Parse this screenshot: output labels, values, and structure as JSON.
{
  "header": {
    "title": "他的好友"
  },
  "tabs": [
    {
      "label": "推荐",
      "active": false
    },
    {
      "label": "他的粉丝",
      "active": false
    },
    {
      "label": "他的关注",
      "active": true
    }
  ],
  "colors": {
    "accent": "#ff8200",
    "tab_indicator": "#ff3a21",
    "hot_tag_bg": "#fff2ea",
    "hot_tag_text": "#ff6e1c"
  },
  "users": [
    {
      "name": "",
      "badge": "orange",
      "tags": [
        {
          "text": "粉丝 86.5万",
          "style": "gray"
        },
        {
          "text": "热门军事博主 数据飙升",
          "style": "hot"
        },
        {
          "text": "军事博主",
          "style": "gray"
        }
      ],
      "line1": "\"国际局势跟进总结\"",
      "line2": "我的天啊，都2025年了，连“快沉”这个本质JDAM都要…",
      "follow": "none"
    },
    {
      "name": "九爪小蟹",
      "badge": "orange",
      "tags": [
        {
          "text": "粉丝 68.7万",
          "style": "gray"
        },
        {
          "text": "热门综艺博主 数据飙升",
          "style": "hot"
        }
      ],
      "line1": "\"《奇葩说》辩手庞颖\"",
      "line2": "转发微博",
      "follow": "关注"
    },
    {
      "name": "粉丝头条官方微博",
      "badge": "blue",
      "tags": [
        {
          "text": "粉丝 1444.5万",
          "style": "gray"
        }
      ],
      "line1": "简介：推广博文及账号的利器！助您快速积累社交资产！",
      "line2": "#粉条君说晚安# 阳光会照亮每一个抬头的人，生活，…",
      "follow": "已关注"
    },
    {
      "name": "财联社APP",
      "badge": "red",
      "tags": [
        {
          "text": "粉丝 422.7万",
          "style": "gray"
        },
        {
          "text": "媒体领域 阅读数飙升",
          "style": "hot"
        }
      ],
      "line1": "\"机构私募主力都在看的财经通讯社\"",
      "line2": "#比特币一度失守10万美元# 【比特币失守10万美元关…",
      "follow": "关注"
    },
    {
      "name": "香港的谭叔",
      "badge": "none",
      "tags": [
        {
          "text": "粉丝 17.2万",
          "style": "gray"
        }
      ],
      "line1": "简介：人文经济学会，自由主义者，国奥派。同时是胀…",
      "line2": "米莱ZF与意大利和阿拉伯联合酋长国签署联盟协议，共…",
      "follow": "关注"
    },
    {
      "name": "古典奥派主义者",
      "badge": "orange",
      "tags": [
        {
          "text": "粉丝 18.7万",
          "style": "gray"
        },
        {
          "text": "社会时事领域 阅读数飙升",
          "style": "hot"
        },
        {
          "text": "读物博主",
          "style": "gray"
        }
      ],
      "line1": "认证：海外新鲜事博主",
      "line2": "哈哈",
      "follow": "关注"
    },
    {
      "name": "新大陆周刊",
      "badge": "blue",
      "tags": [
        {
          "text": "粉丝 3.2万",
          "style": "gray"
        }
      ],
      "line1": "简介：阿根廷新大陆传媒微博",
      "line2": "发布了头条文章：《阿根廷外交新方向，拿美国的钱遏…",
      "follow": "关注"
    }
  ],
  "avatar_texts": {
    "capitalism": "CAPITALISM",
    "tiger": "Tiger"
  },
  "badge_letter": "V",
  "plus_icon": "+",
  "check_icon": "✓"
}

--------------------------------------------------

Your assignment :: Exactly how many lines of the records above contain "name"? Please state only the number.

Output :: 7